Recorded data
-- Opening Marker --

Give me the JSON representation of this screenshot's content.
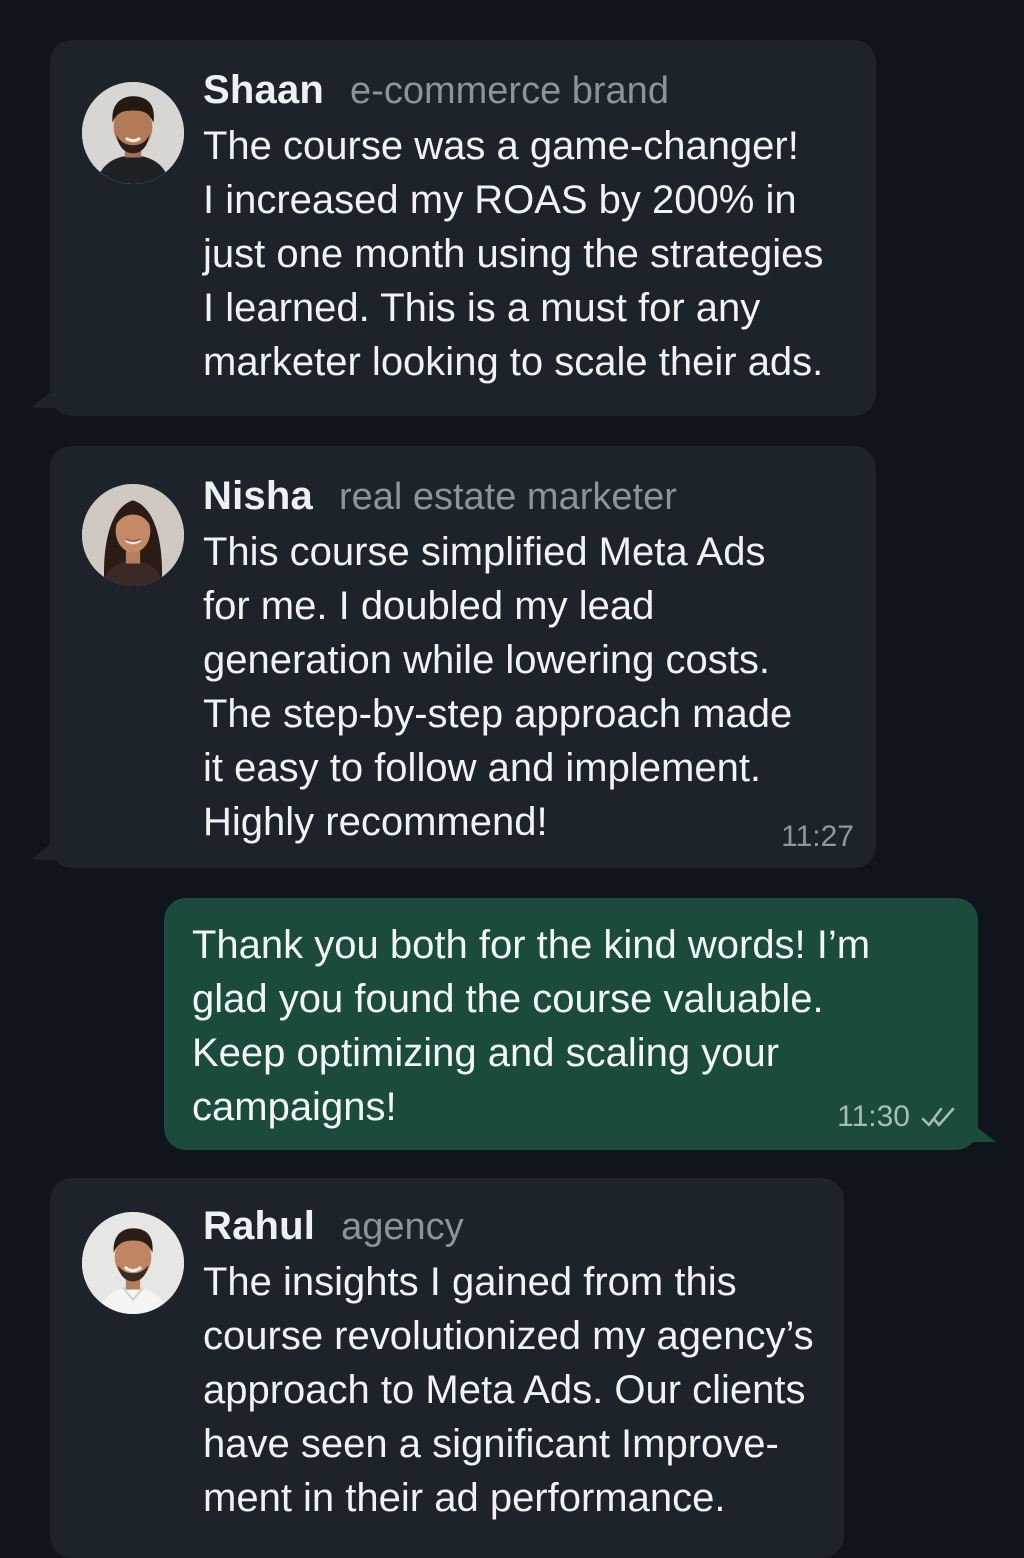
{
  "messages": [
    {
      "sender": "Shaan",
      "role": "e-commerce brand",
      "text": "The course was a game-changer!\nI increased my ROAS by 200% in\njust one month using the strategies\nI learned. This is a must for any\nmarketer looking to scale their ads.",
      "time": ""
    },
    {
      "sender": "Nisha",
      "role": "real estate marketer",
      "text": "This course simplified Meta Ads\nfor me. I doubled my lead\ngeneration while lowering costs.\nThe step-by-step approach made\nit easy to follow and implement.\nHighly recommend!",
      "time": "11:27"
    },
    {
      "text": "Thank you both for the kind words! I’m\nglad you found the course valuable.\nKeep optimizing and scaling your\ncampaigns!",
      "time": "11:30",
      "status_icon": "double-check-icon"
    },
    {
      "sender": "Rahul",
      "role": "agency",
      "text": "The insights I gained from this\ncourse revolutionized my agency’s\napproach to Meta Ads. Our clients\nhave seen a significant Improve-\nment in their ad performance.",
      "time": ""
    }
  ],
  "colors": {
    "background": "#0f151b",
    "incoming_bubble": "#1c232b",
    "outgoing_bubble": "#1a4b3c"
  }
}
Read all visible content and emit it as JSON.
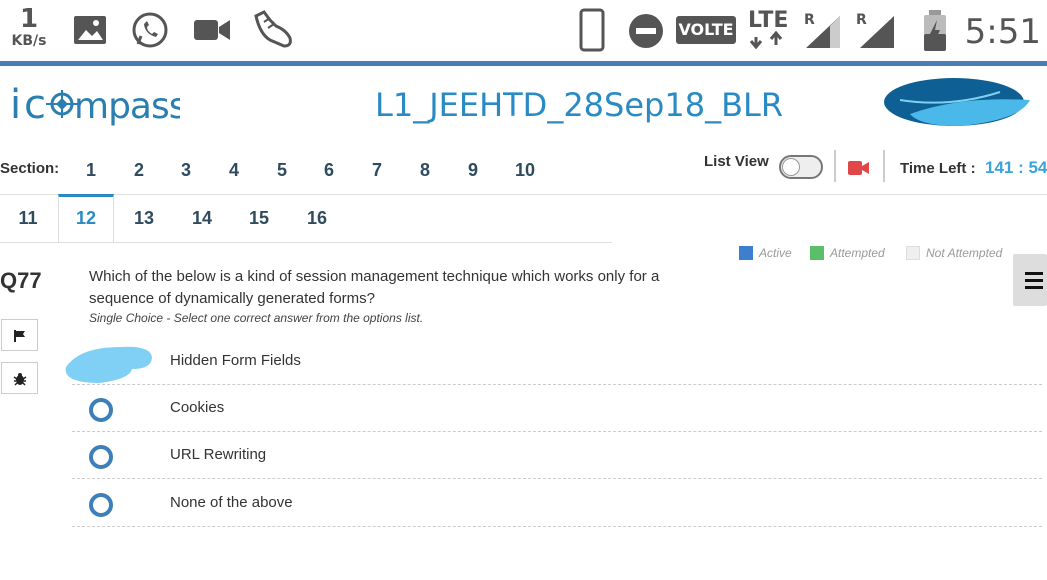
{
  "status_bar": {
    "speed_value": "1",
    "speed_unit": "KB/s",
    "volte": "VOLTE",
    "lte": "LTE",
    "roaming_1": "R",
    "roaming_2": "R",
    "time": "5:51",
    "icons": [
      "gallery-icon",
      "whatsapp-icon",
      "video-camera-icon",
      "sneaker-icon",
      "phone-icon",
      "do-not-disturb-icon",
      "signal-icon",
      "battery-icon"
    ]
  },
  "header": {
    "logo_text": "icompass",
    "title": "L1_JEEHTD_28Sep18_BLR"
  },
  "sections": {
    "label": "Section:",
    "row1": [
      "1",
      "2",
      "3",
      "4",
      "5",
      "6",
      "7",
      "8",
      "9",
      "10"
    ],
    "row2": [
      "11",
      "12",
      "13",
      "14",
      "15",
      "16"
    ],
    "active": "12"
  },
  "toolbar": {
    "list_view_label": "List View",
    "time_left_label": "Time Left :",
    "time_left_value": "141 : 54"
  },
  "legend": {
    "active": "Active",
    "attempted": "Attempted",
    "not_attempted": "Not Attempted",
    "colors": {
      "active": "#3d7fcf",
      "attempted": "#5bbf6a",
      "not_attempted": "#efefef"
    }
  },
  "question": {
    "number": "Q77",
    "text": "Which of the below is a kind of  session management technique which works only for a sequence of dynamically generated forms?",
    "hint": "Single Choice - Select one correct answer from the options list.",
    "options": [
      "Hidden Form Fields",
      "Cookies",
      "URL Rewriting",
      "None of the above"
    ]
  },
  "colors": {
    "accent": "#2a8bc4",
    "radio": "#3d7fb6",
    "status_line": "#4a7fb5"
  }
}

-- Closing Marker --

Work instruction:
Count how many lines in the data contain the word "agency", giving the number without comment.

Expected answer:
2